Dr. Peyrot’s current research examines psychosocial aspects in the management of and adjustment to chronic disease, especially diabetes. His 200+ publications include several edited collections as well book chapters and articles in scientific journals. He has received grants from the National Science Foundation, the American Association of Diabetes Educators, The American Cancer Society, the American Diabetes Association, the American Lung Association, among others.
Dr. Peyrot has served leadership positions in several professional organizations, including the Society for the Study of Social Problems, the American Sociological Association, the American Diabetes Association, and the American Association of Diabetes Educators. He has served on several NIH review panels and as an editorial board member for numerous sociology and medical journals. In addition to serving as an advisor to pharmaceutical and health care organizations, Dr. Peyrot is an internationally recognized speaker for audiences of health care administrators, diabetes care providers and educators, and persons with diabetes and their families.

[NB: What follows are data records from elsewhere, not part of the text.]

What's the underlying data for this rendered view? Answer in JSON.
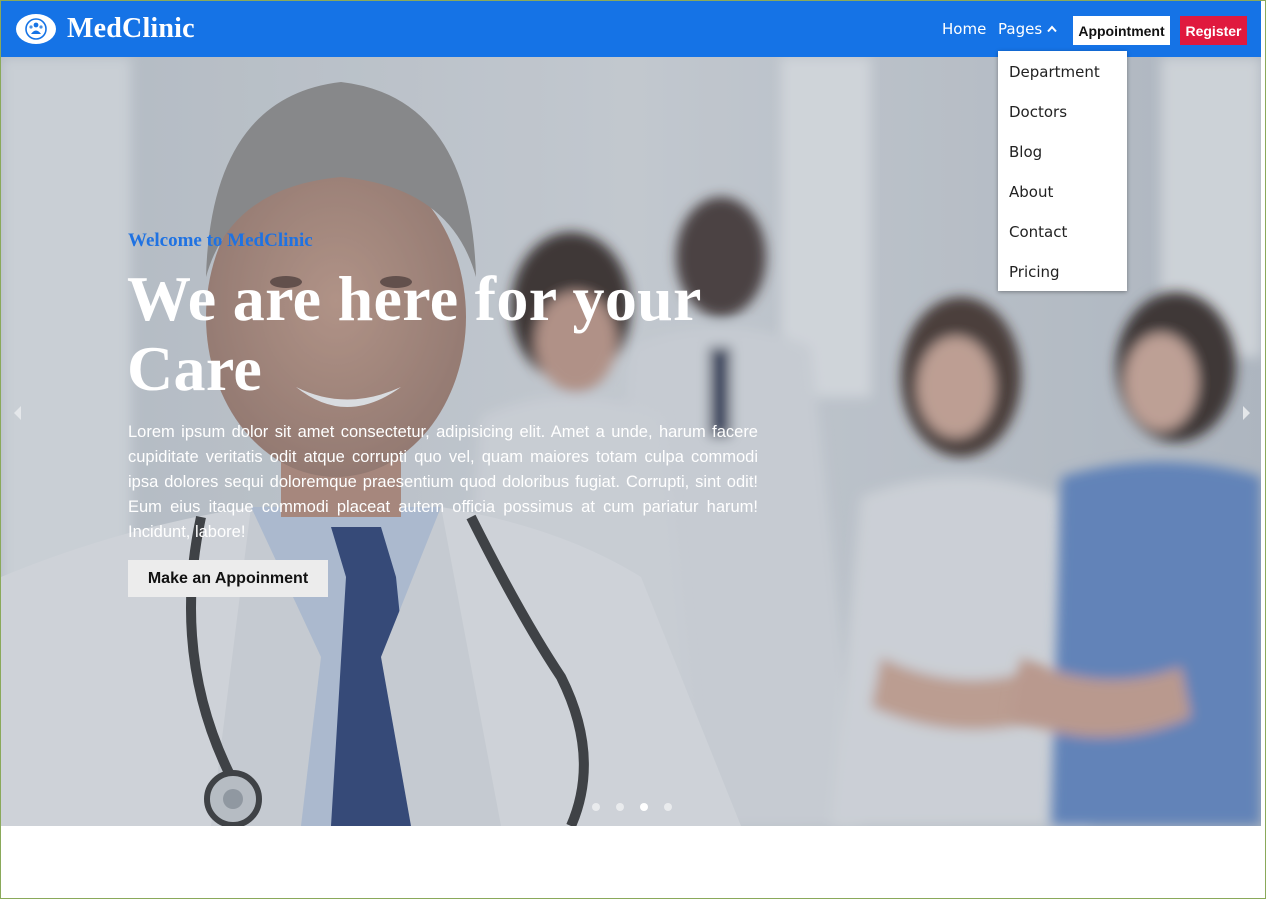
{
  "brand": {
    "name": "MedClinic",
    "logo_icon": "hospital-logo-icon"
  },
  "nav": {
    "home": "Home",
    "pages": "Pages",
    "pages_caret_icon": "chevron-up-icon",
    "appointment": "Appointment",
    "register": "Register"
  },
  "dropdown": {
    "items": [
      {
        "label": "Department"
      },
      {
        "label": "Doctors"
      },
      {
        "label": "Blog"
      },
      {
        "label": "About"
      },
      {
        "label": "Contact"
      },
      {
        "label": "Pricing"
      }
    ]
  },
  "hero": {
    "subtitle": "Welcome to MedClinic",
    "title": "We are here for your Care",
    "text": "Lorem ipsum dolor sit amet consectetur, adipisicing elit. Amet a unde, harum facere cupiditate veritatis odit atque corrupti quo vel, quam maiores totam culpa commodi ipsa dolores sequi doloremque praesentium quod doloribus fugiat. Corrupti, sint odit! Eum eius itaque commodi placeat autem officia possimus at cum pariatur harum! Incidunt, labore!",
    "button": "Make an Appoinment",
    "prev_icon": "chevron-left-icon",
    "next_icon": "chevron-right-icon",
    "slides_count": 4,
    "active_slide": 3
  },
  "colors": {
    "navbar": "#1573e6",
    "register": "#e0193e",
    "subtitle": "#1f72e2"
  }
}
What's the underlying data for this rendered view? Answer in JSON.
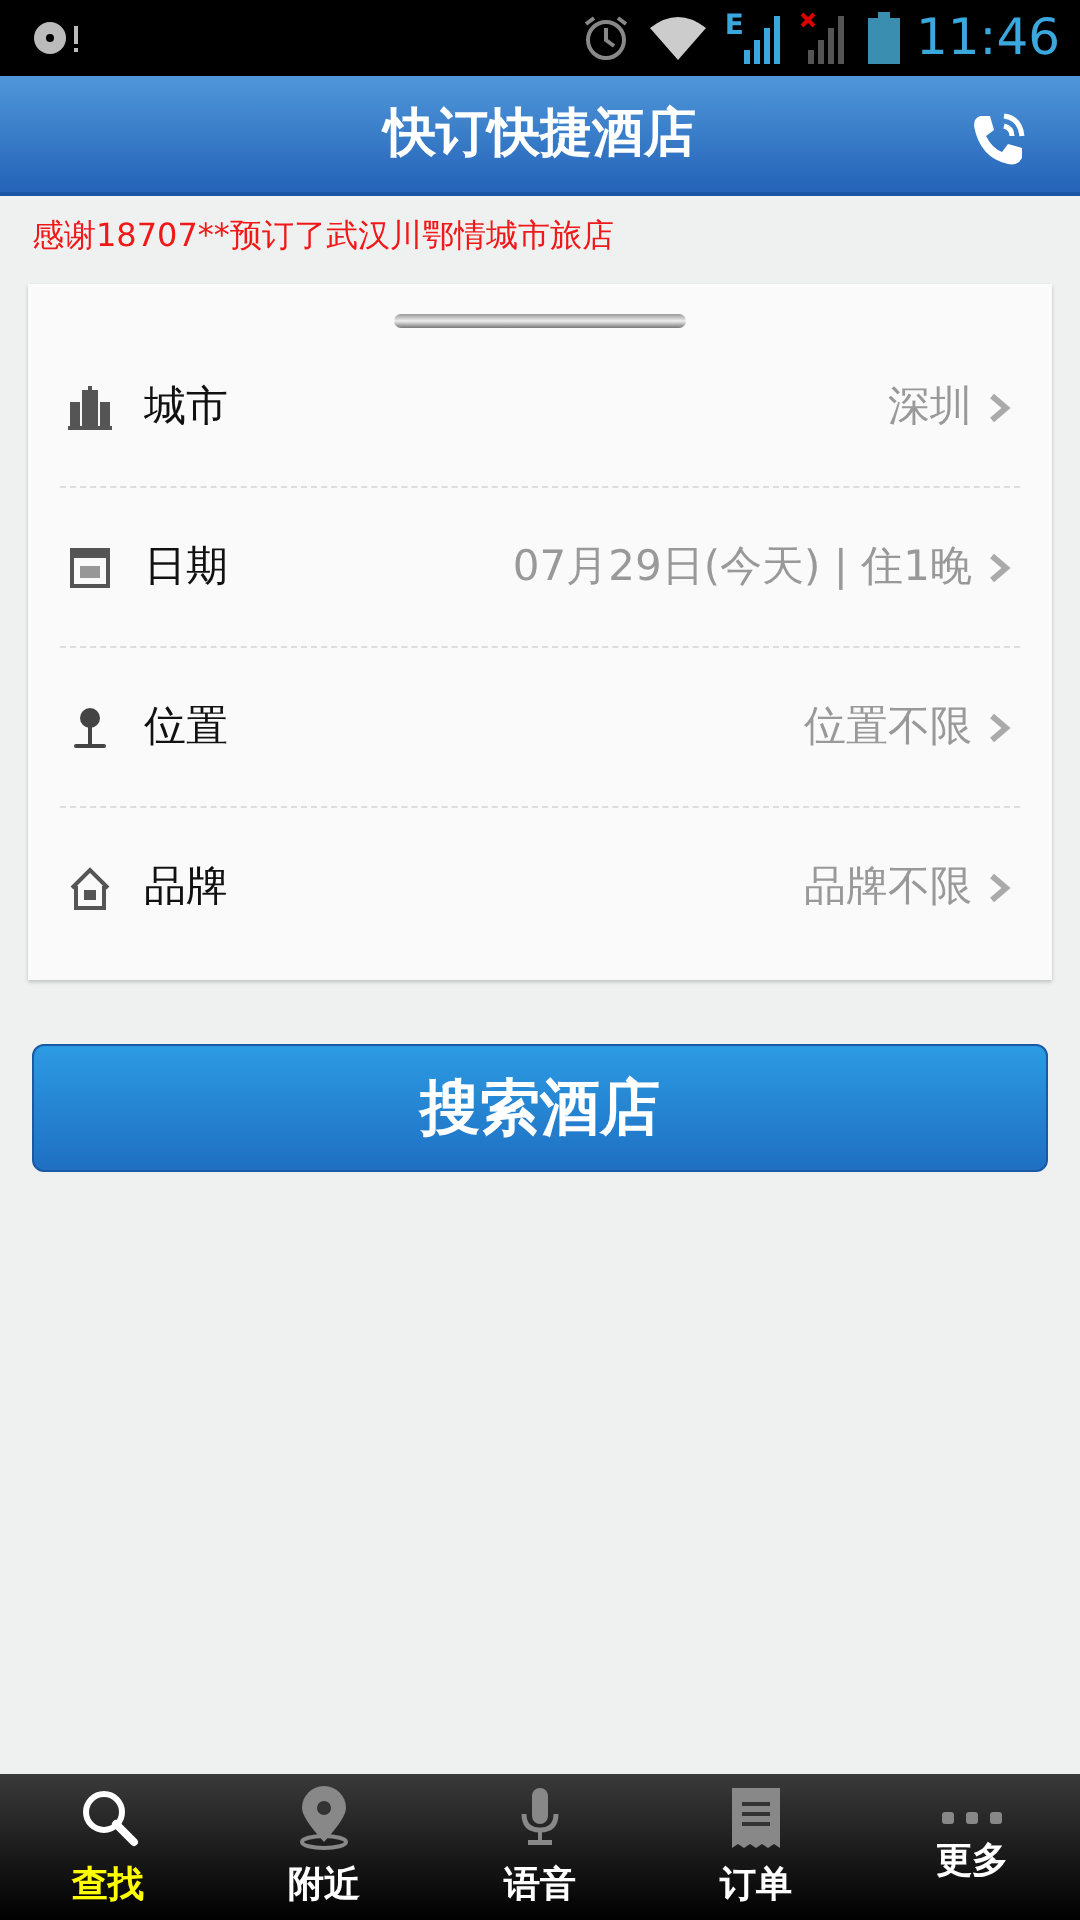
{
  "status_bar": {
    "network": "E",
    "time": "11:46"
  },
  "header": {
    "title": "快订快捷酒店"
  },
  "notice": "感谢18707**预订了武汉川鄂情城市旅店",
  "form_rows": [
    {
      "kind": "city",
      "label": "城市",
      "value": "深圳"
    },
    {
      "kind": "date",
      "label": "日期",
      "value": "07月29日(今天) | 住1晚"
    },
    {
      "kind": "location",
      "label": "位置",
      "value": "位置不限"
    },
    {
      "kind": "brand",
      "label": "品牌",
      "value": "品牌不限"
    }
  ],
  "search_button": "搜索酒店",
  "tabs": [
    {
      "kind": "search",
      "label": "查找",
      "selected": true
    },
    {
      "kind": "nearby",
      "label": "附近",
      "selected": false
    },
    {
      "kind": "voice",
      "label": "语音",
      "selected": false
    },
    {
      "kind": "orders",
      "label": "订单",
      "selected": false
    },
    {
      "kind": "more",
      "label": "更多",
      "selected": false
    }
  ]
}
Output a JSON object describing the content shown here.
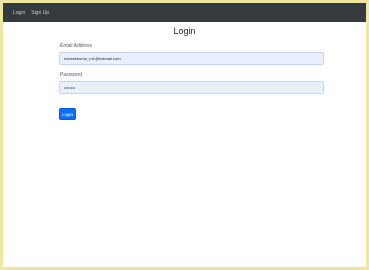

I became a sociologist because I was curious about people – why they acted the ways they did. My senior year in high school (Loyola High in Los Angeles) I had a choice of taking another year of Latin and French, or courses in math and sociology. Sociology sounded really fun, and math wasn’t fun, but it was interesting. I fell in love with sociology, and have been ever since. I turned my back on math as an undergraduate at UC Santa Barbara, but once I learned about statistics, I realized that numbers could be my friend.
During my graduate training at UCLA, I focused initially on ethnography and ethnomethodology, ways of studying how people live their everyday lives. I studied criminal justice, mental health and substance abuse treatment settings, as well as analyzing audio and videotapes of people having conversations, participating in various types of queues, and arguing about blame and responsibility. I also worked on a study of families, which helped me to understand the family I had come from and gave me lots of insight that helped me when I had my own family.
When I got my doctorate I had my first job at the University of Kentucky Medical Center. There I started studying diabetes, which has opened up world-wide opportunities for me to help people, including not only those with diabetes and their families, but also the health professionals who care for them. I now travel the world, spreading the word about how a sociologically informed humanistic approach to medicine and living with diabetes can make a big difference.
Although I remain involved with the area of diabetes, I was hired at Loyola University Maryland to start a research center, the Loyola Center for Social and Community Research. For more than 20 years I directed that center, which became the main source for funding student research training at Loyola. We studied all kinds of things, ranging from Catholic parishes to HIV prevention programs, from neighborhood crime prevention programs to business strategies, from science education to the evacuation of the World Trade Center during 9/11. Dozens of graduate students received research assistantships to pay for their degree studies, and many undergraduates got to serve research apprenticeships.
While at Loyola, I also served as chair of the sociology department for a decade, as founding chair of the committee that developed the regulations governing research ethics at Loyola, as well as chair of other Loyola committees. Now my work at Loyola is primarily as a teacher, sharing with students my love of sociology and my belief that it can help us find a better way of life. My courses teach how to better understand those around us, and the ways that society can help or hinder our efforts to make the world a better place.
View Dr. Peyrot's C.V. (PDF).